After graduating from college, I’ve found myself without a local RPG group, which is a huge pain. (All those games, all those plots, and nothing to do!) Thus, I’ve spent a lot of time tracking down just how exactly to find some new players and local groups. Thanks to Web 2.0, there’s actually a great selection of resources to find local groups and players, making it much easier than it was… hell, back in the late ’90s and early 2000s, when the groups I played with were either people I knew, or from the tried-and-tested “bulletin board in the local store” method.
It’s an interesting development: gaming has a strong social stigma attached to it, yet it’s also a very social hobby, one where anti-social people tend to get pushed out of the herd. Thus it makes sense to have a strong social media/Web 2.0 presence. Sadly, we’re not there yet, but there are a number of steps in the right direction. (Note that I’m solely using these to look around my gaming area, which would be metro-Detroit, and everyone else’s experience will be different. Heck, I also tend to look around to see if there’s anyone remotely around my old West Michigan stomping ground, and usually nobody is.)
First up, NearbyGamers. This is a fantastic idea: everything revolves around a simple GoogleMaps plugin with little markers for all the registered users. There’s space for a quick bio, and the ability to list your favorite games and themes by way of tagging. (Talk about Web 2.0!) The downside? There’s only 12k members. Worldwide.
The more tech-friendly, slightly larger (15,000+ members), and more expansive site would be Pen & Paper Games. The differences are notable, like they’re going off yet another slice of Web 2.0: there’s a plethora of questions you can answer for your profile, such as favored group size, number of games/week, open hours, and the standard bio stuff. There’s a huge forum, and some blog-like aspects, and it’s all powered through the simple yet time-tested vBulletin engine, so while it doesn’t look bad, it looks a little scrunched. I’ve also noticed a ton of people are running online games with Skype or VTTs; I’ve done that before, and found sit-down tabletop games to have a much cooler atmosphere. (Partly because it’s a communal atmosphere, partly so I’m not stuck in the same room hot as my computer.)

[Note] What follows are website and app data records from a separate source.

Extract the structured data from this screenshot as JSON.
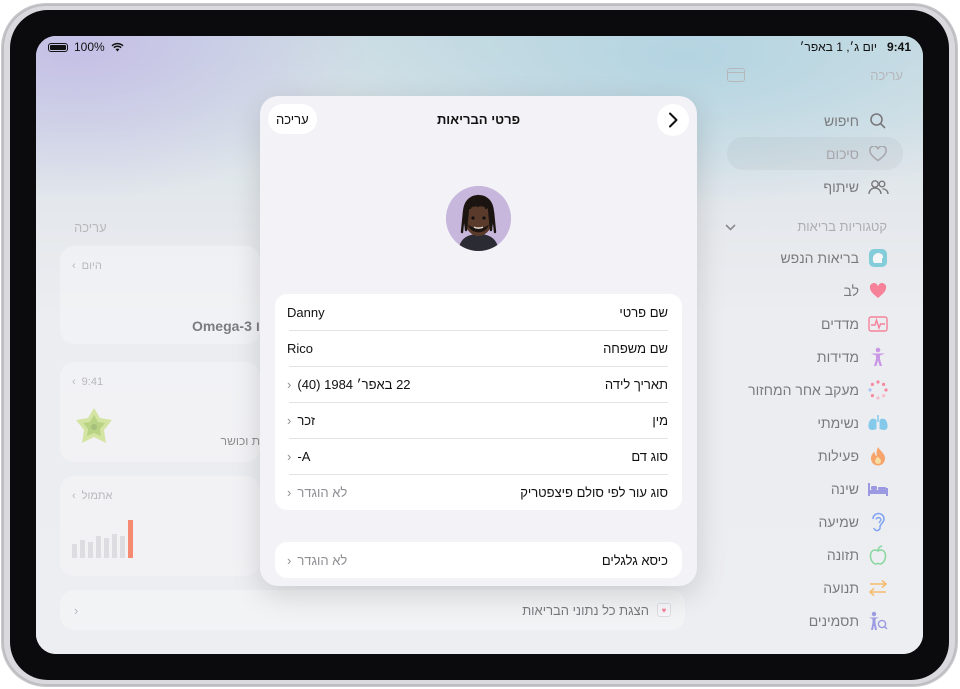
{
  "status": {
    "time": "9:41",
    "date": "יום ג׳, 1 באפר׳",
    "battery": "100%"
  },
  "sidebar": {
    "edit_label": "עריכה",
    "nav": [
      {
        "label": "חיפוש",
        "icon": "search-icon"
      },
      {
        "label": "סיכום",
        "icon": "heart-outline-icon",
        "selected": true
      },
      {
        "label": "שיתוף",
        "icon": "people-icon"
      }
    ],
    "section_label": "קטגוריות בריאות",
    "categories": [
      {
        "label": "בריאות הנפש",
        "icon": "mind-icon",
        "color": "#2fb3c6"
      },
      {
        "label": "לב",
        "icon": "heart-icon",
        "color": "#ff2d55"
      },
      {
        "label": "מדדים",
        "icon": "vitals-icon",
        "color": "#ff2d55"
      },
      {
        "label": "מדידות",
        "icon": "body-figure-icon",
        "color": "#af52de"
      },
      {
        "label": "מעקב אחר המחזור",
        "icon": "cycle-icon",
        "color": "#ff375f"
      },
      {
        "label": "נשימתי",
        "icon": "lungs-icon",
        "color": "#32ade6"
      },
      {
        "label": "פעילות",
        "icon": "flame-icon",
        "color": "#ff6a00"
      },
      {
        "label": "שינה",
        "icon": "bed-icon",
        "color": "#5856d6"
      },
      {
        "label": "שמיעה",
        "icon": "ear-icon",
        "color": "#2f6cf6"
      },
      {
        "label": "תזונה",
        "icon": "apple-icon",
        "color": "#34c759"
      },
      {
        "label": "תנועה",
        "icon": "arrows-icon",
        "color": "#ff9500"
      },
      {
        "label": "תסמינים",
        "icon": "symptoms-icon",
        "color": "#5856d6"
      }
    ]
  },
  "summary": {
    "edit_label": "עריכה",
    "card1": {
      "meta": "היום",
      "title": "Omega-3 ו"
    },
    "card2": {
      "meta": "9:41",
      "text": "ת וכושר"
    },
    "card3": {
      "meta": "אתמול"
    },
    "show_all": "הצגת כל נתוני הבריאות"
  },
  "sheet": {
    "title": "פרטי הבריאות",
    "edit_label": "עריכה",
    "rows": [
      {
        "label": "שם פרטי",
        "value": "Danny",
        "chevron": false
      },
      {
        "label": "שם משפחה",
        "value": "Rico",
        "chevron": false
      },
      {
        "label": "תאריך לידה",
        "value": "22 באפר׳ 1984 (40)",
        "chevron": true
      },
      {
        "label": "מין",
        "value": "זכר",
        "chevron": true
      },
      {
        "label": "סוג דם",
        "value": "A-",
        "chevron": true
      },
      {
        "label": "סוג עור לפי סולם פיצפטריק",
        "value": "לא הוגדר",
        "chevron": true,
        "muted": true
      }
    ],
    "wheelchair": {
      "label": "כיסא גלגלים",
      "value": "לא הוגדר"
    }
  }
}
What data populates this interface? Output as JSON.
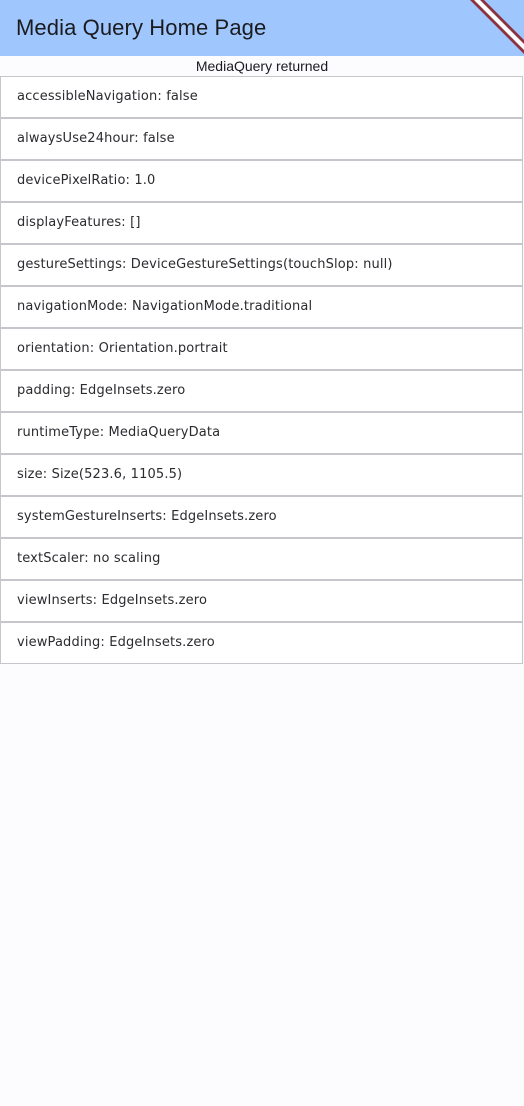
{
  "app_bar": {
    "title": "Media Query Home Page",
    "background": "#9fc7fe",
    "debug_banner_icon": "debug-banner-ribbon"
  },
  "subtitle": "MediaQuery returned",
  "items": [
    {
      "label": "accessibleNavigation: false"
    },
    {
      "label": "alwaysUse24hour: false"
    },
    {
      "label": "devicePixelRatio: 1.0"
    },
    {
      "label": "displayFeatures: []"
    },
    {
      "label": "gestureSettings: DeviceGestureSettings(touchSlop: null)"
    },
    {
      "label": "navigationMode: NavigationMode.traditional"
    },
    {
      "label": "orientation: Orientation.portrait"
    },
    {
      "label": "padding: EdgeInsets.zero"
    },
    {
      "label": "runtimeType: MediaQueryData"
    },
    {
      "label": "size: Size(523.6, 1105.5)"
    },
    {
      "label": "systemGestureInserts: EdgeInsets.zero"
    },
    {
      "label": "textScaler: no scaling"
    },
    {
      "label": "viewInserts: EdgeInsets.zero"
    },
    {
      "label": "viewPadding: EdgeInsets.zero"
    }
  ],
  "colors": {
    "page_background": "#fcfcff",
    "item_border": "#c6c6cc",
    "banner_red": "#8b3340"
  }
}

Then, there’s always the tried and true Meetup site, with local/regionalized D&D groups. One of my friends used this to great extent, and managed to find some local English-speaking expat groups when he was in Asia. There’s no less than three D&D Meetups in my area, which encompasses most of the Metro-Detroit area (roughly the triangle of Ann Arbor to Flint to Windsor). They all have varying activity levels; I need to actually make an effort on my part to start actively looking for groups and players using them.
Also worth mentioning is Obsidian Portal. It’s more a Web 2.0 reference work for GMs and their campaigns, but there’s also a large “nearby games” function that shows where all the Portal campaigns are being run. It’s tied into Pen & Paper as part of the Lonely Gamers Network, and when I finally get a game going, I’ll definitely jump on this resource. Usually, my group’s started Wetpaint wikis to handle such things, and while Obsidian Portal is a little skimpier than the stand-alone ones, it’s nice to have everything tied into the other resources the site offers.
Lastly, there’s a bunch of other methods out there. Most publishers, RPGNet, and ENWorld have space on their forums for players/games meetups, which are always better than nothing. Having gamer friends in the area, or people you think you can drag into the hobby, is a step up. And there’s always the flyers and pegboard method: you can tell a good gaming shop from a bad one based on whether or not they have room for gamers to play and a “players/GMs looking for” bulletin board. In fact, there’s no real limit to the player-/game-finding resources; this site has a good overview.
So, which was the most useful site for finding a game? Couldn’t actually tell you, but I’m hoping to use these, along with any store bulletin boards I find, to shill for a game I’d like to run. The big downside to all of these is that they don’t appear to have much in the way of updates; most of the groups in my area have info from 2009 (NearbyGamers) or 2008 (Pen/Paper). My local Meetups are either a tad far away, or don’t have much going on (500+ members, only ~6 who show up to the meetups, and perhaps three times that who run games. Not that I’m helping this trend of entropy, mind you).